Breaking the patterns of habitual thinking is crucial in order to welcome a new revolution of science and technology (S&T) and to realize a new paradigm of scientific research. We are facing a new era for S&T, in which there are more opportunities than challenges. However, this new era calls for governments and scientific communities to recognize that the most important issue might be something other than discussions of investment and rewards. Contemporary science achieved remarkable progress in the 20th century, contributing to the expansion of knowledge and human capability in sustainable development. As science continues to expand in both temporal and spatial dimensions, it has given rise to many new technologies. In particular, the development of energy, materials, information, and biological technologies has fundamentally changed the production mode and lifestyle of human beings, and promoted civilization. On the other hand, people have gradually come to realize that, while new challenges in human sustainable development demand solutions, some problems in nature, engineering, social science, and humanity itself cannot be solved based on currently available knowledge. Reductionism focuses on details at smaller and smaller scales, while holism emphasizes global behaviors. Bridging these two perspectives is still not possible. As a result, it is difficult to establish correlations between different levels of a system or between different scales on the same level, severely limiting human capability in sustainable development and presenting challenges to both natural and social science

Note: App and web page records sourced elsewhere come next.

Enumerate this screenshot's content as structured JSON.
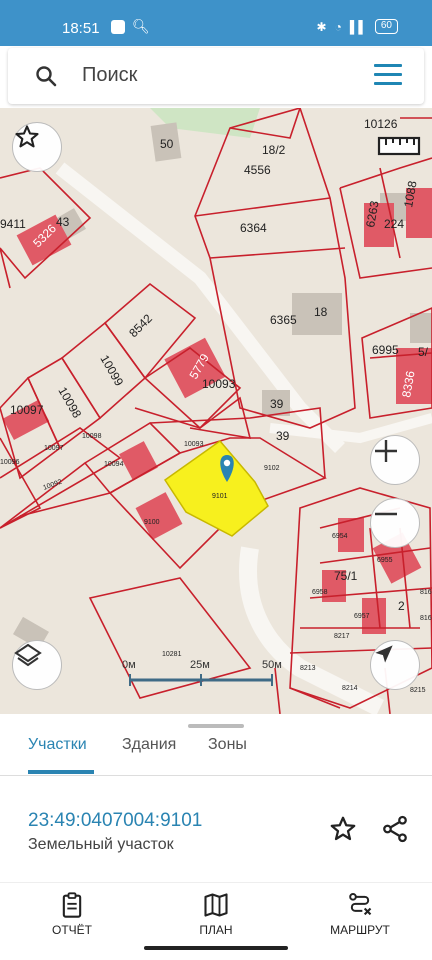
{
  "status": {
    "time": "18:51",
    "battery": "60"
  },
  "search": {
    "placeholder": "Поиск"
  },
  "map": {
    "labels": {
      "l50": "50",
      "l18_2": "18/2",
      "l4556": "4556",
      "l6364": "6364",
      "l9411": "9411",
      "l5326": "5326",
      "l43": "43",
      "l6263": "6263",
      "l224": "224",
      "l1088": "1088",
      "l10126": "10126",
      "l8542": "8542",
      "l6365": "6365",
      "l18": "18",
      "l6995": "6995",
      "l8336": "8336",
      "l10099": "10099",
      "l5779": "5779",
      "l10097": "10097",
      "l10098": "10098",
      "l10093": "10093",
      "l39a": "39",
      "l39b": "39",
      "l10096": "10096",
      "l10097s": "10097",
      "l10098s": "10098",
      "l10094": "10094",
      "l10093s": "10093",
      "l9102": "9102",
      "l9101": "9101",
      "l10092": "10092",
      "l9100": "9100",
      "l6954": "6954",
      "l6955": "6955",
      "l6958": "6958",
      "l6957": "6957",
      "l8217": "8217",
      "l8213": "8213",
      "l8214": "8214",
      "l8215": "8215",
      "l816a": "816",
      "l816b": "816",
      "l10281": "10281",
      "l75_1": "75/1",
      "l2": "2",
      "l5_": "5/"
    },
    "scale": {
      "s0": "0м",
      "s25": "25м",
      "s50": "50м"
    },
    "colors": {
      "selected_parcel": "#f7f01e",
      "boundary": "#c8202c",
      "building": "#e05a66",
      "background": "#ece6dc"
    }
  },
  "tabs": [
    {
      "label": "Участки"
    },
    {
      "label": "Здания"
    },
    {
      "label": "Зоны"
    }
  ],
  "parcel": {
    "id": "23:49:0407004:9101",
    "type": "Земельный участок"
  },
  "nav": [
    {
      "label": "ОТЧЁТ"
    },
    {
      "label": "ПЛАН"
    },
    {
      "label": "МАРШРУТ"
    }
  ]
}
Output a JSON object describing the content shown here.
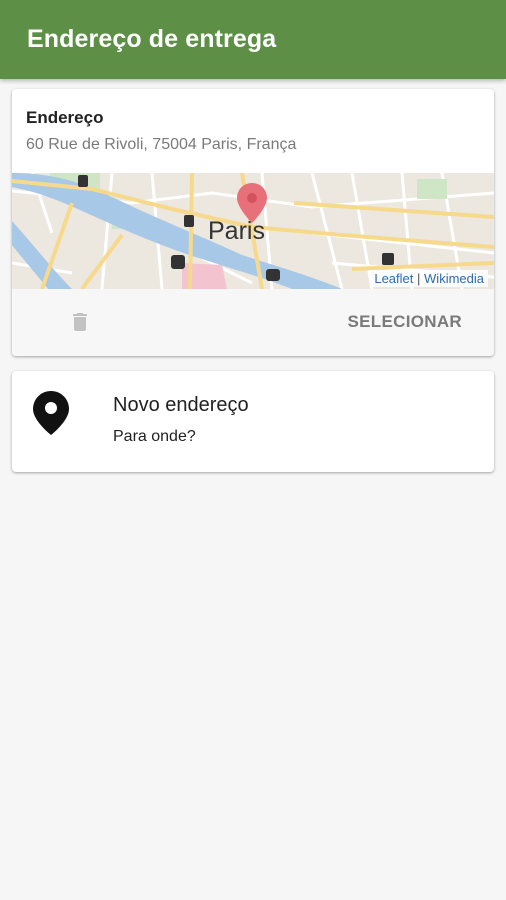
{
  "appbar": {
    "title": "Endereço de entrega"
  },
  "address_card": {
    "title": "Endereço",
    "address": "60 Rue de Rivoli, 75004 Paris, França",
    "map": {
      "city_label": "Paris",
      "attribution": {
        "leaflet": "Leaflet",
        "separator": "|",
        "wikimedia": "Wikimedia"
      }
    },
    "actions": {
      "delete_icon": "trash-icon",
      "select_label": "SELECIONAR"
    }
  },
  "new_address_card": {
    "icon": "map-pin-icon",
    "title": "Novo endereço",
    "subtitle": "Para onde?"
  },
  "colors": {
    "appbar": "#5e8f47",
    "background": "#f6f6f6",
    "map_pin": "#e8707a",
    "river": "#a8c8e8"
  }
}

The concerted efforts of all stakeholders are needed in order to effect the necessary changes. Complete understanding of the structure and logic of the knowledge system and the changes in the scientific research environment will lead to the gradual formation of a new layout of S&T and a new scientific research paradigm. This paradigm will be one of the characteristics of S&T in the 21st century. However, it calls for intentional joint efforts; otherwise, this process could be very slow due to our inertia in thinking. The purpose of this paper is to remind the global community that the advancement of this process requires the joint efforts of all disciplines as well as firm support from governments. Dissolving disciplinary boundaries, appreciating new thoughts, and so forth, require an open mind and impetus from the S&T community, the government, and all international science organizations. The attitudes of all parties toward these changes will largely determine the occurrence of a new S&T revolution, and the formation of a new scientific research paradigm, which are essential for open and global science, where “open” refers not only to accessing knowledge, but also to the way of thinking, and “global” refers not only to space, but also to transdisciplinarity in all sciences, as a whole landscape! Natural sciences, humanities, and social sciences will be unified, to some extent, through the common path of mesoscales, with increasing understanding of possible common principles. All parties concerned should fully recognize this point. Only in this way can humanity respond effectively to the challenges of globalization.